Upper Hearst Parking Garage — Yes
Located at the intersection of La Loma and Hearst avenues, the Upper Hearst Parking Structure is just across the street from the northeast corner of campus, on a quiet block diagonal from the Foothill residence halls. It’s a convenient location for student and faculty housing, especially for anyone who might be teaching or studying at the Goldman School of Public Policy or at Cory Hall, which are both right next door.
According to a proposal presented by the UC Berkeley administration at the Berkeley Landmarks Preservation Commission meeting July 5, the new residential building would have 132 one- and two-bedroom units rented at market price and would provide housing for faculty, graduate students and postdoctoral scholars.
The parking garage is currently home to 325 parking spaces, which are available to students, faculty and the public, but part of it will be demolished to create space for the new building. Once construction is complete, the number of parking spots will be reduced to 224. The proposal for the building did not include plans for replacement parking, which could potentially lead to problems, as Berkeley seems to have a shortage of parking spaces close to campus. Going forward with this project, UC Berkeley should create replacement parking spaces or provide an alternative form of transportation, such as rideshares, for students and faculty members who regularly park in the lot.
Another drawback is the size of the proposed building. It would add four floors of height on top of two floors of parking, making it much taller than many of the surrounding buildings.
Regardless of these disadvantages, the building will provide much-needed housing in a convenient location. The benefits for faculty and students far outweigh the loss of parking spaces, especially if the campus can provide replacement parking spaces elsewhere.
Richmond Field Station — No
Disregard the fact that the Richmond Field Station is located six miles away from the heart of UC Berkeley. Forget that the most efficient form of transportation is a 25-minute shuttle ride to campus, with just one bus every hour. Ignore all distance-related concerns regarding the Richmond Field Station — as it is intended for graduate students and faculty members, according to the housing report, so the location may in fact be an advantage for those doing research there — and it’s still far from an ideal site for housing.
The Richmond Field Station already houses a variety of campus-affiliated spaces: studios for art practice graduate students, one of the largest earthquake-simulating shake tables in the world and a library storage facility housing more than 7 million books. The campus housing plans are creating a domino effect of shifting research spaces away from their current locations to build housing — this transfer of space has to end somewhere.
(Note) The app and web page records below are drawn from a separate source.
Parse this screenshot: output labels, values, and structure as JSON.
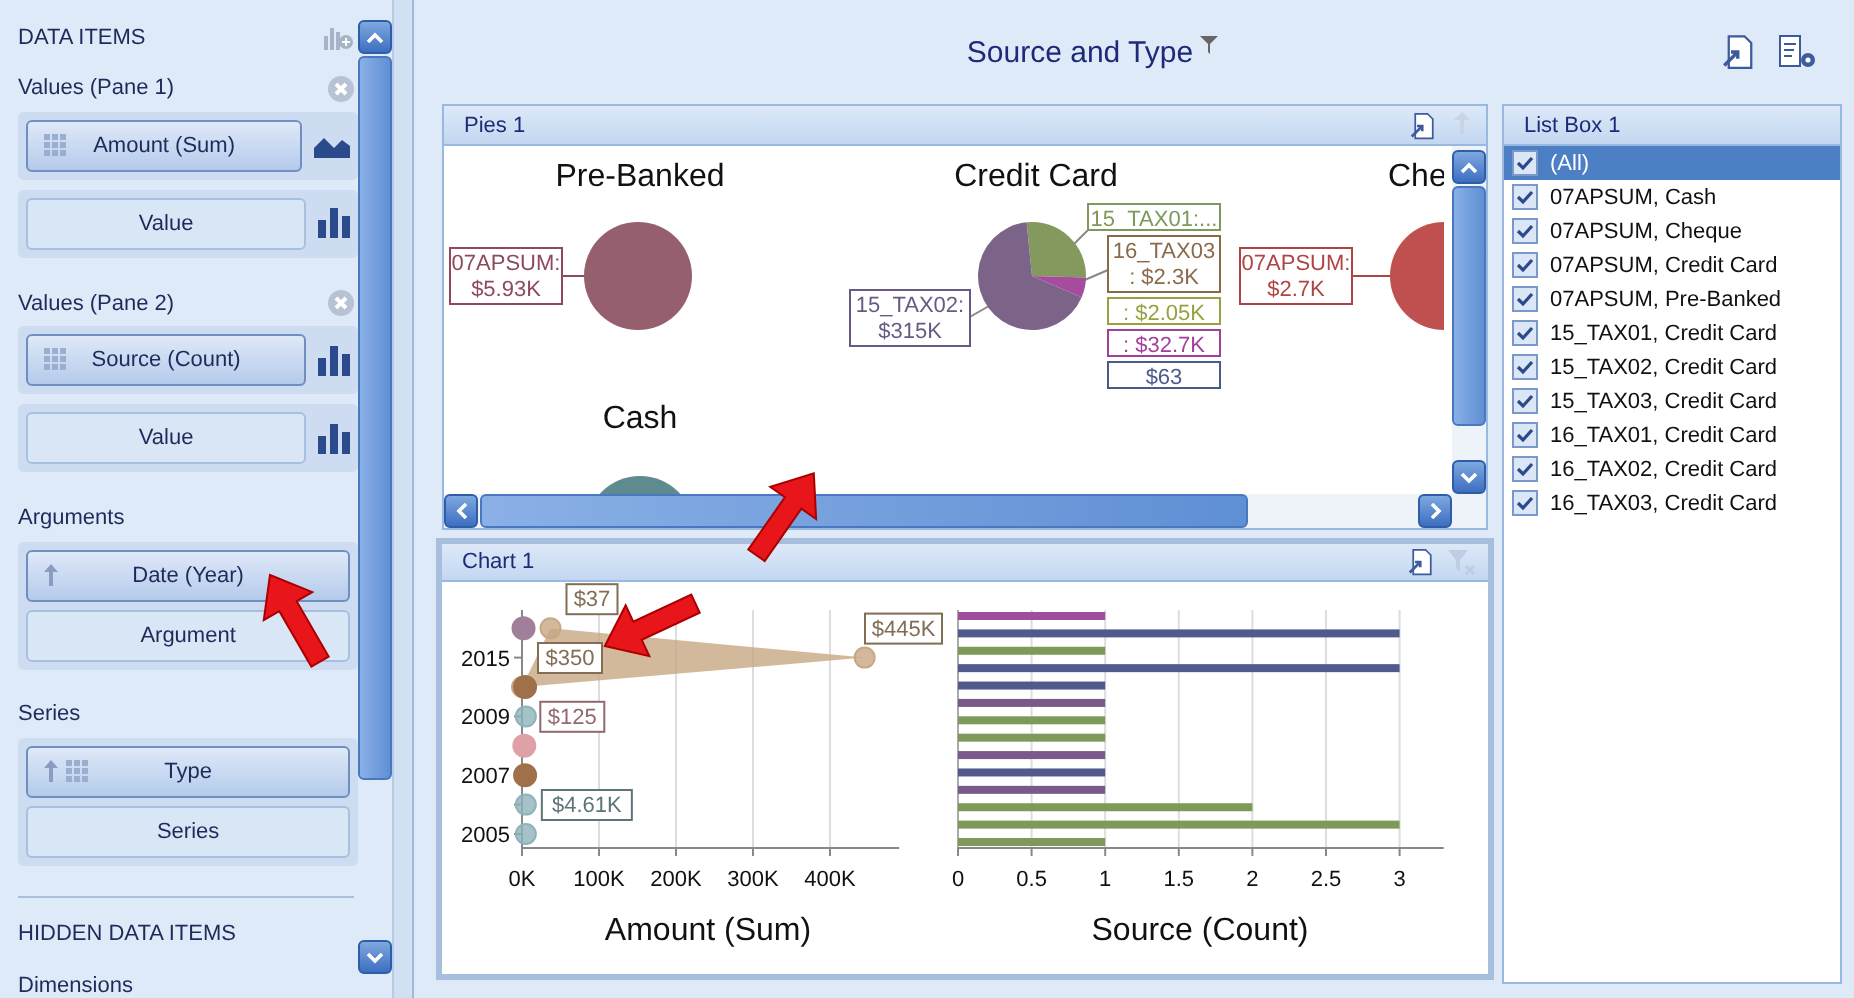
{
  "data_items_panel": {
    "header": "DATA ITEMS",
    "sections": [
      {
        "title": "Values (Pane 1)",
        "removable": true,
        "groups": [
          {
            "kind": "area",
            "slots": [
              {
                "label": "Amount (Sum)",
                "filled": true,
                "grip": true,
                "sort": false
              }
            ]
          },
          {
            "kind": "bar",
            "slots": [
              {
                "label": "Value",
                "filled": false,
                "grip": false,
                "sort": false
              }
            ]
          }
        ]
      },
      {
        "title": "Values (Pane 2)",
        "removable": true,
        "groups": [
          {
            "kind": "bar",
            "slots": [
              {
                "label": "Source (Count)",
                "filled": true,
                "grip": true,
                "sort": false
              }
            ]
          },
          {
            "kind": "bar",
            "slots": [
              {
                "label": "Value",
                "filled": false,
                "grip": false,
                "sort": false
              }
            ]
          }
        ]
      },
      {
        "title": "Arguments",
        "removable": false,
        "groups": [
          {
            "kind": "plain",
            "slots": [
              {
                "label": "Date (Year)",
                "filled": true,
                "grip": false,
                "sort": true
              },
              {
                "label": "Argument",
                "filled": false,
                "grip": false,
                "sort": false
              }
            ]
          }
        ]
      },
      {
        "title": "Series",
        "removable": false,
        "groups": [
          {
            "kind": "plain",
            "slots": [
              {
                "label": "Type",
                "filled": true,
                "grip": true,
                "sort": true
              },
              {
                "label": "Series",
                "filled": false,
                "grip": false,
                "sort": false
              }
            ]
          }
        ]
      }
    ],
    "hidden_header": "HIDDEN DATA ITEMS",
    "hidden_sections": [
      "Dimensions"
    ]
  },
  "dashboard": {
    "title": "Source and Type",
    "filtered": true
  },
  "pies": {
    "title": "Pies 1",
    "items": [
      {
        "title": "Pre-Banked",
        "labels": [
          {
            "text": "07APSUM:",
            "value": "$5.93K",
            "color": "#8e4a5c"
          }
        ],
        "slices": [
          {
            "color": "#955f6e"
          }
        ]
      },
      {
        "title": "Credit Card",
        "labels": [
          {
            "text": "15_TAX02:",
            "value": "$315K",
            "color": "#6a5a82"
          },
          {
            "text": "15_TAX01:...",
            "color": "#7d9a5a"
          },
          {
            "text": "16_TAX03",
            "value": ": $2.3K",
            "color": "#8a6a4a"
          },
          {
            "text": ": $2.05K",
            "color": "#9aa040"
          },
          {
            "text": ": $32.7K",
            "color": "#a0409a"
          },
          {
            "text": "$63",
            "color": "#4a5a8a"
          }
        ],
        "slices": [
          {
            "color": "#84995e"
          },
          {
            "color": "#a64c9e"
          },
          {
            "color": "#7c6488"
          }
        ]
      },
      {
        "title": "Che",
        "labels": [
          {
            "text": "07APSUM:",
            "value": "$2.7K",
            "color": "#b04444"
          }
        ],
        "slices": [
          {
            "color": "#c05050"
          }
        ]
      },
      {
        "title": "Cash",
        "slices": [
          {
            "color": "#5f8a90"
          }
        ]
      }
    ]
  },
  "chart": {
    "title": "Chart 1",
    "panes": [
      {
        "chart_data": {
          "type": "scatter",
          "orientation": "horizontal",
          "grid": true,
          "xlabel": "Amount (Sum)",
          "xlim": [
            0,
            490000
          ],
          "xticks": [
            {
              "value": 0,
              "label": "0K"
            },
            {
              "value": 100000,
              "label": "100K"
            },
            {
              "value": 200000,
              "label": "200K"
            },
            {
              "value": 300000,
              "label": "300K"
            },
            {
              "value": 400000,
              "label": "400K"
            }
          ],
          "categories": [
            null,
            "2015",
            null,
            "2009",
            null,
            "2007",
            null,
            "2005"
          ],
          "series": [
            {
              "color": "#8fb3bc",
              "values": [
                null,
                null,
                null,
                5000,
                null,
                null,
                5000,
                5000
              ]
            },
            {
              "color": "#a0704a",
              "values": [
                null,
                null,
                4000,
                null,
                null,
                4000,
                null,
                null
              ]
            },
            {
              "color": "#e0a0a8",
              "values": [
                null,
                null,
                null,
                null,
                3000,
                null,
                null,
                null
              ]
            },
            {
              "color": "#a08098",
              "values": [
                2000,
                null,
                null,
                null,
                null,
                null,
                null,
                null
              ]
            },
            {
              "color": "#c8a882",
              "values": [
                37000,
                445000,
                0,
                null,
                null,
                null,
                null,
                null
              ]
            }
          ],
          "annotations": [
            {
              "text": "$4.61K",
              "x": 5000,
              "y": "2005"
            },
            {
              "text": "$125",
              "x": 3000
            },
            "$37",
            {
              "text": "$445K",
              "x": 445000,
              "y": "2015"
            },
            "$350"
          ]
        }
      },
      {
        "chart_data": {
          "type": "bar",
          "orientation": "horizontal",
          "grid": true,
          "xlabel": "Source (Count)",
          "xlim": [
            0,
            3.3
          ],
          "xticks": [
            {
              "value": 0,
              "label": "0"
            },
            {
              "value": 0.5,
              "label": "0.5"
            },
            {
              "value": 1,
              "label": "1"
            },
            {
              "value": 1.5,
              "label": "1.5"
            },
            {
              "value": 2,
              "label": "2"
            },
            {
              "value": 2.5,
              "label": "2.5"
            },
            {
              "value": 3,
              "label": "3"
            }
          ],
          "series": [
            {
              "color": "#a0509a",
              "values": [
                1,
                null,
                null,
                null,
                null,
                null,
                null,
                null,
                null,
                null,
                null,
                null,
                null,
                null
              ]
            },
            {
              "color": "#505a8c",
              "values": [
                null,
                3,
                null,
                3,
                1,
                null,
                null,
                null,
                null,
                1,
                null,
                null,
                null,
                null
              ]
            },
            {
              "color": "#7d9a5a",
              "values": [
                null,
                null,
                1,
                null,
                null,
                null,
                1,
                1,
                null,
                null,
                null,
                2,
                3,
                1
              ]
            },
            {
              "color": "#7a5a8a",
              "values": [
                null,
                null,
                null,
                null,
                null,
                1,
                null,
                null,
                1,
                null,
                1,
                null,
                null,
                null
              ]
            }
          ]
        }
      }
    ]
  },
  "list_box": {
    "title": "List Box 1",
    "items": [
      {
        "label": "(All)",
        "checked": true,
        "selected": true
      },
      {
        "label": "07APSUM, Cash",
        "checked": true,
        "selected": false
      },
      {
        "label": "07APSUM, Cheque",
        "checked": true,
        "selected": false
      },
      {
        "label": "07APSUM, Credit Card",
        "checked": true,
        "selected": false
      },
      {
        "label": "07APSUM, Pre-Banked",
        "checked": true,
        "selected": false
      },
      {
        "label": "15_TAX01, Credit Card",
        "checked": true,
        "selected": false
      },
      {
        "label": "15_TAX02, Credit Card",
        "checked": true,
        "selected": false
      },
      {
        "label": "15_TAX03, Credit Card",
        "checked": true,
        "selected": false
      },
      {
        "label": "16_TAX01, Credit Card",
        "checked": true,
        "selected": false
      },
      {
        "label": "16_TAX02, Credit Card",
        "checked": true,
        "selected": false
      },
      {
        "label": "16_TAX03, Credit Card",
        "checked": true,
        "selected": false
      }
    ]
  }
}
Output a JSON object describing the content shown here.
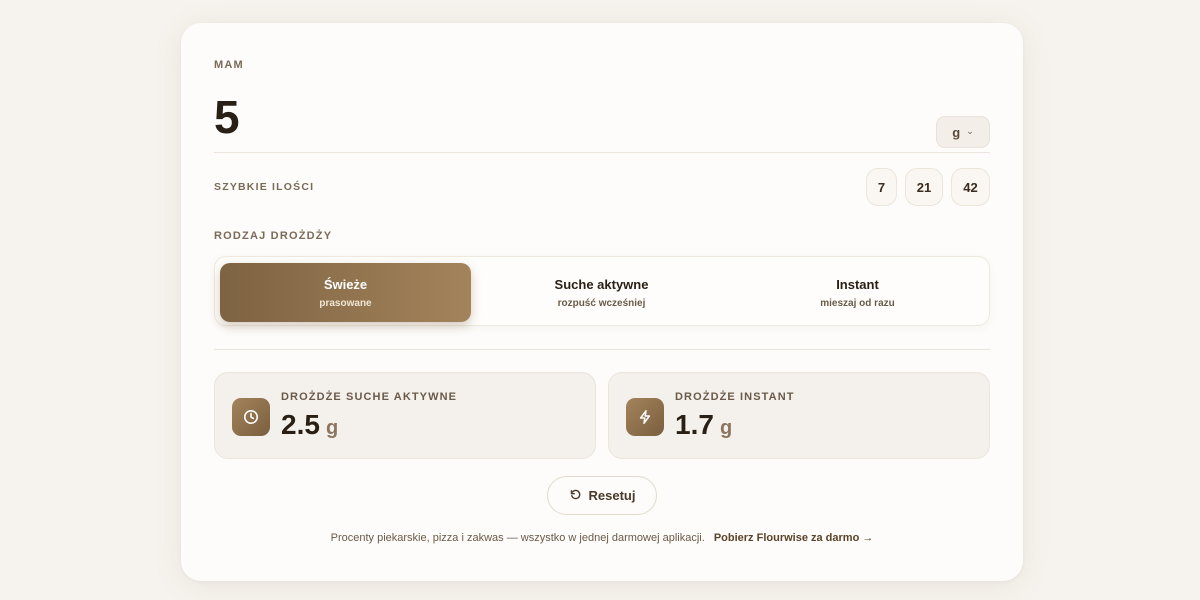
{
  "amount": {
    "label": "MAM",
    "value": "5",
    "unit": "g",
    "unit_icon": "chevron-down-icon"
  },
  "quick": {
    "label": "SZYBKIE ILOŚCI",
    "options": [
      "7",
      "21",
      "42"
    ]
  },
  "yeast_type": {
    "label": "RODZAJ DROŻDŻY",
    "selected": 0,
    "options": [
      {
        "title": "Świeże",
        "subtitle": "prasowane"
      },
      {
        "title": "Suche aktywne",
        "subtitle": "rozpuść wcześniej"
      },
      {
        "title": "Instant",
        "subtitle": "mieszaj od razu"
      }
    ]
  },
  "results": [
    {
      "label": "DROŻDŻE SUCHE AKTYWNE",
      "value": "2.5",
      "unit": "g",
      "icon": "clock-icon"
    },
    {
      "label": "DROŻDŻE INSTANT",
      "value": "1.7",
      "unit": "g",
      "icon": "lightning-icon"
    }
  ],
  "reset": {
    "label": "Resetuj",
    "icon": "reset-icon"
  },
  "footer": {
    "text": "Procenty piekarskie, pizza i zakwas — wszystko w jednej darmowej aplikacji.",
    "cta": "Pobierz Flourwise za darmo →"
  },
  "colors": {
    "accent": "#8b6d48",
    "background": "#f6f3ee",
    "card": "#fdfcfa"
  }
}
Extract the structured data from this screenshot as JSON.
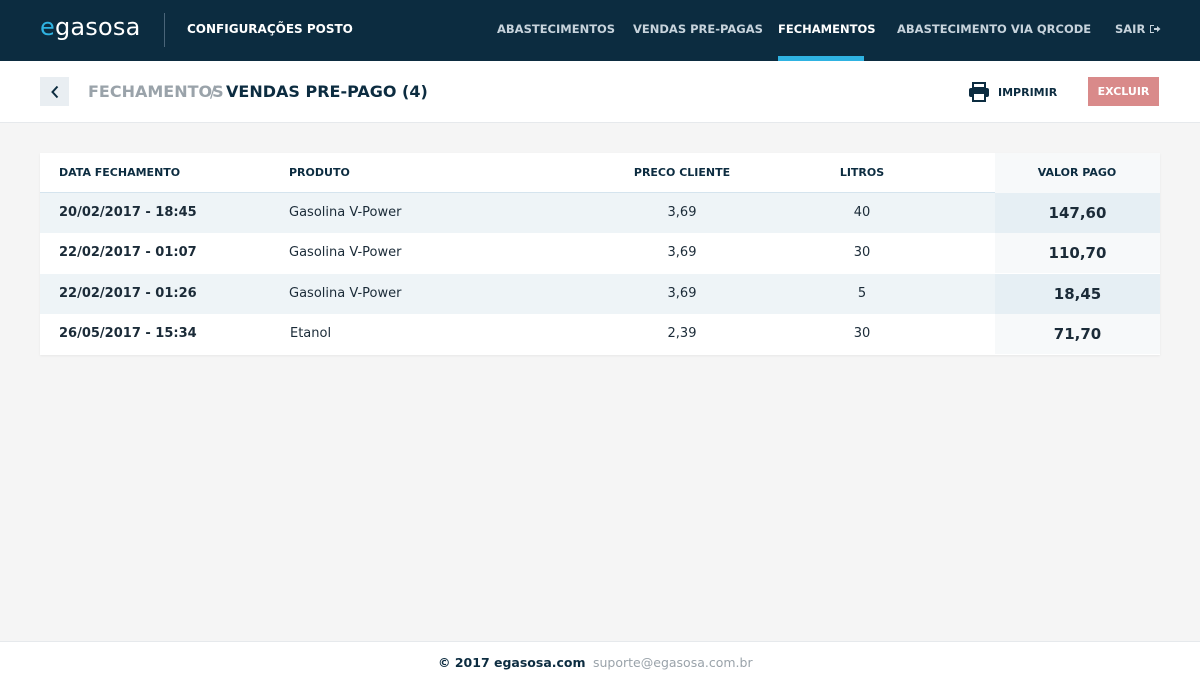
{
  "header": {
    "logo": {
      "prefix": "e",
      "rest": "gasosa"
    },
    "station_settings": "CONFIGURAÇÕES POSTO",
    "nav": [
      {
        "label": "ABASTECIMENTOS",
        "active": false
      },
      {
        "label": "VENDAS PRE-PAGAS",
        "active": false
      },
      {
        "label": "FECHAMENTOS",
        "active": true
      },
      {
        "label": "ABASTECIMENTO VIA QRCODE",
        "active": false
      }
    ],
    "logout": "SAIR",
    "logout_icon": "logout-icon"
  },
  "subheader": {
    "back_icon": "chevron-left-icon",
    "breadcrumb_parent": "FECHAMENTOS",
    "breadcrumb_separator": "/",
    "breadcrumb_current": "VENDAS PRE-PAGO (4)",
    "print_label": "IMPRIMIR",
    "print_icon": "printer-icon",
    "delete_label": "EXCLUIR"
  },
  "table": {
    "columns": {
      "date": "DATA FECHAMENTO",
      "product": "PRODUTO",
      "price": "PRECO CLIENTE",
      "liters": "LITROS",
      "paid": "VALOR PAGO"
    },
    "rows": [
      {
        "date": "20/02/2017 - 18:45",
        "product": "Gasolina V-Power",
        "price": "3,69",
        "liters": "40",
        "paid": "147,60"
      },
      {
        "date": "22/02/2017 - 01:07",
        "product": "Gasolina V-Power",
        "price": "3,69",
        "liters": "30",
        "paid": "110,70"
      },
      {
        "date": "22/02/2017 - 01:26",
        "product": "Gasolina V-Power",
        "price": "3,69",
        "liters": "5",
        "paid": "18,45"
      },
      {
        "date": "26/05/2017 - 15:34",
        "product": "Etanol",
        "price": "2,39",
        "liters": "30",
        "paid": "71,70"
      }
    ]
  },
  "footer": {
    "copyright": "© 2017 egasosa.com",
    "support_email": "suporte@egasosa.com.br"
  },
  "colors": {
    "navbar": "#0c2c40",
    "accent": "#2fb3e2",
    "delete": "#d98a8a"
  }
}
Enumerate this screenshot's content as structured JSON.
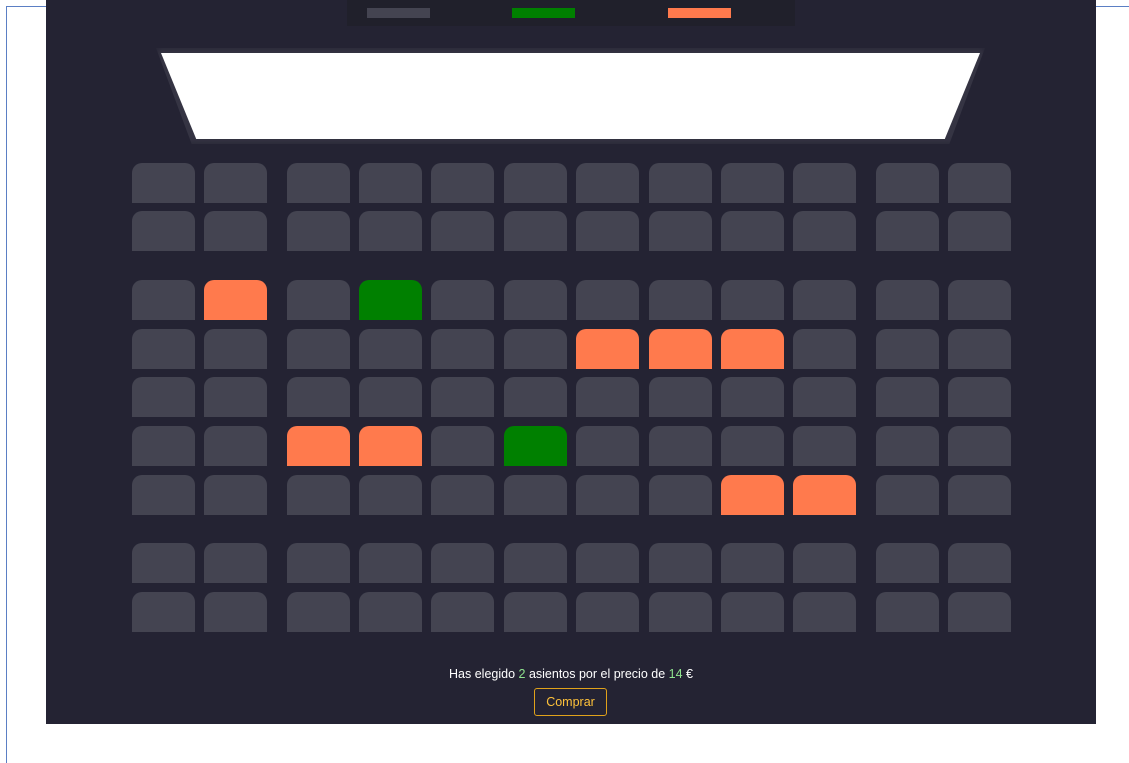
{
  "legend": {
    "items": [
      {
        "state": "available",
        "color": "#444451"
      },
      {
        "state": "selected",
        "color": "#008000"
      },
      {
        "state": "occupied",
        "color": "#ff7a4d"
      }
    ]
  },
  "seat_colors": {
    "available": "#444451",
    "selected": "#008000",
    "occupied": "#ff7a4d"
  },
  "seats": {
    "rows": [
      [
        "available",
        "available",
        "available",
        "available",
        "available",
        "available",
        "available",
        "available",
        "available",
        "available",
        "available",
        "available"
      ],
      [
        "available",
        "available",
        "available",
        "available",
        "available",
        "available",
        "available",
        "available",
        "available",
        "available",
        "available",
        "available"
      ],
      [
        "available",
        "occupied",
        "available",
        "selected",
        "available",
        "available",
        "available",
        "available",
        "available",
        "available",
        "available",
        "available"
      ],
      [
        "available",
        "available",
        "available",
        "available",
        "available",
        "available",
        "occupied",
        "occupied",
        "occupied",
        "available",
        "available",
        "available"
      ],
      [
        "available",
        "available",
        "available",
        "available",
        "available",
        "available",
        "available",
        "available",
        "available",
        "available",
        "available",
        "available"
      ],
      [
        "available",
        "available",
        "occupied",
        "occupied",
        "available",
        "selected",
        "available",
        "available",
        "available",
        "available",
        "available",
        "available"
      ],
      [
        "available",
        "available",
        "available",
        "available",
        "available",
        "available",
        "available",
        "available",
        "occupied",
        "occupied",
        "available",
        "available"
      ],
      [
        "available",
        "available",
        "available",
        "available",
        "available",
        "available",
        "available",
        "available",
        "available",
        "available",
        "available",
        "available"
      ],
      [
        "available",
        "available",
        "available",
        "available",
        "available",
        "available",
        "available",
        "available",
        "available",
        "available",
        "available",
        "available"
      ]
    ]
  },
  "summary": {
    "prefix": "Has elegido",
    "count": "2",
    "middle": "asientos por el precio de",
    "price": "14",
    "currency": "€"
  },
  "buy_button": {
    "label": "Comprar"
  }
}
Outside the existing buildings lies a vast space that preserves the coastal grassland environment that used to cover this region. It’s home to a variety of animals, including the near-threatened Ridgway’s rail, a robust brown bird that survives mainly in salt marshes such as these. Increased development on the site would undoubtedly harm this species’s tenuous survival in the area.
But even if campus finds a way to protect the birds and preserve the academic facilities and improve transportation, Richmond Field Station still has one major drawback: the pollution. Back in the early 1900s, the area was home to the California Cap Company, which left contaminants such as mercury and lead in the ground — contaminants that still linger to this day. Ever since 2002, contaminated soil has been transported offsite and replaced with clean dirt from the bay; still, any activities that could disrupt soil must be approved. As a result, construction activities on the site must be overseen carefully through a many-layered, multi-agency process, making this housing location far more trouble than it’s worth.